Directions => State how many lines of the listing below include the word "permutation". Give only the number.

*** Begin section ***

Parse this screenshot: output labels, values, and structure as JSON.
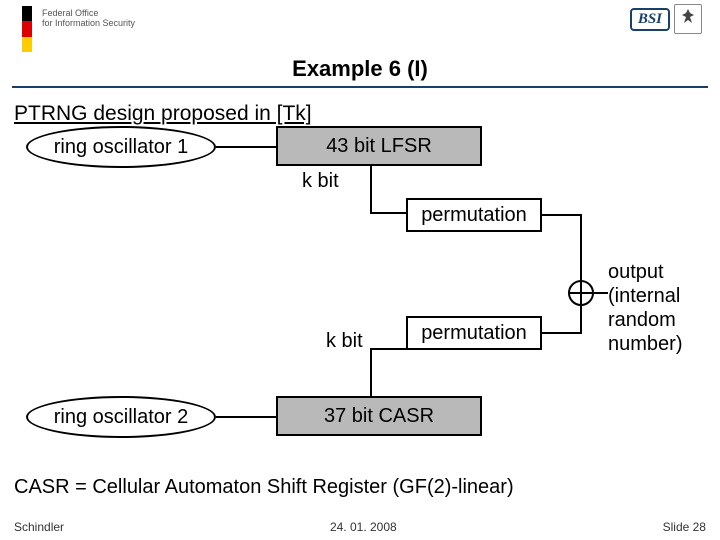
{
  "header": {
    "agency_line1": "Federal Office",
    "agency_line2": "for Information Security",
    "bsi": "BSI"
  },
  "title": "Example 6 (I)",
  "subtitle": "PTRNG design proposed in [Tk]",
  "diagram": {
    "osc1": "ring oscillator 1",
    "osc2": "ring oscillator 2",
    "lfsr": "43 bit LFSR",
    "casr": "37 bit CASR",
    "kbit_top": "k bit",
    "kbit_bot": "k bit",
    "perm_top": "permutation",
    "perm_bot": "permutation",
    "output_l1": "output",
    "output_l2": "(internal",
    "output_l3": "random",
    "output_l4": "number)"
  },
  "footnote": "CASR = Cellular Automaton Shift Register (GF(2)-linear)",
  "footer": {
    "author": "Schindler",
    "date": "24. 01. 2008",
    "slide": "Slide 28"
  }
}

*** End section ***

Task response => 2